(Material provided begins)

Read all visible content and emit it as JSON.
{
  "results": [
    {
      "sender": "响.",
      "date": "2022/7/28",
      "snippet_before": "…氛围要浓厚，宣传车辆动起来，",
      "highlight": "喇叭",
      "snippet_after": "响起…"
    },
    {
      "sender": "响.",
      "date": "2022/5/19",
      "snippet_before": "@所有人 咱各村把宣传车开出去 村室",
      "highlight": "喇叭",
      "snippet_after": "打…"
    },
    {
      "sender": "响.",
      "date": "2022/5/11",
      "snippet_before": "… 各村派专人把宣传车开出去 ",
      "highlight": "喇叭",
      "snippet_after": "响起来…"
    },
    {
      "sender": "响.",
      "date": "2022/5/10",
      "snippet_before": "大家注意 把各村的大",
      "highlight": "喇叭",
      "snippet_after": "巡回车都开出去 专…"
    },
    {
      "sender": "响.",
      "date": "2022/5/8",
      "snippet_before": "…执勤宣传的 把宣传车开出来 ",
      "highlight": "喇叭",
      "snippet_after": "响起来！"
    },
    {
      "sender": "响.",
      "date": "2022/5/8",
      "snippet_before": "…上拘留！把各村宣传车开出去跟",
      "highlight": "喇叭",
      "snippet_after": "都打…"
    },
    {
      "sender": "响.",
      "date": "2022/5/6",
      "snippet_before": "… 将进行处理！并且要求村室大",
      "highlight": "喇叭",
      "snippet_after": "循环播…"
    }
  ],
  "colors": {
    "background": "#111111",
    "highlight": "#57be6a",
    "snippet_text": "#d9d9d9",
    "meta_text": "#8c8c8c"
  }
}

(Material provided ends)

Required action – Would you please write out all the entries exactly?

Result –
Read all visible content and emit it as JSON.
{
  "results": [
    {
      "sender": "响.",
      "date": "2022/7/28",
      "snippet_before": "…氛围要浓厚，宣传车辆动起来，",
      "highlight": "喇叭",
      "snippet_after": "响起…"
    },
    {
      "sender": "响.",
      "date": "2022/5/19",
      "snippet_before": "@所有人 咱各村把宣传车开出去 村室",
      "highlight": "喇叭",
      "snippet_after": "打…"
    },
    {
      "sender": "响.",
      "date": "2022/5/11",
      "snippet_before": "… 各村派专人把宣传车开出去 ",
      "highlight": "喇叭",
      "snippet_after": "响起来…"
    },
    {
      "sender": "响.",
      "date": "2022/5/10",
      "snippet_before": "大家注意 把各村的大",
      "highlight": "喇叭",
      "snippet_after": "巡回车都开出去 专…"
    },
    {
      "sender": "响.",
      "date": "2022/5/8",
      "snippet_before": "…执勤宣传的 把宣传车开出来 ",
      "highlight": "喇叭",
      "snippet_after": "响起来！"
    },
    {
      "sender": "响.",
      "date": "2022/5/8",
      "snippet_before": "…上拘留！把各村宣传车开出去跟",
      "highlight": "喇叭",
      "snippet_after": "都打…"
    },
    {
      "sender": "响.",
      "date": "2022/5/6",
      "snippet_before": "… 将进行处理！并且要求村室大",
      "highlight": "喇叭",
      "snippet_after": "循环播…"
    }
  ],
  "colors": {
    "background": "#111111",
    "highlight": "#57be6a",
    "snippet_text": "#d9d9d9",
    "meta_text": "#8c8c8c"
  }
}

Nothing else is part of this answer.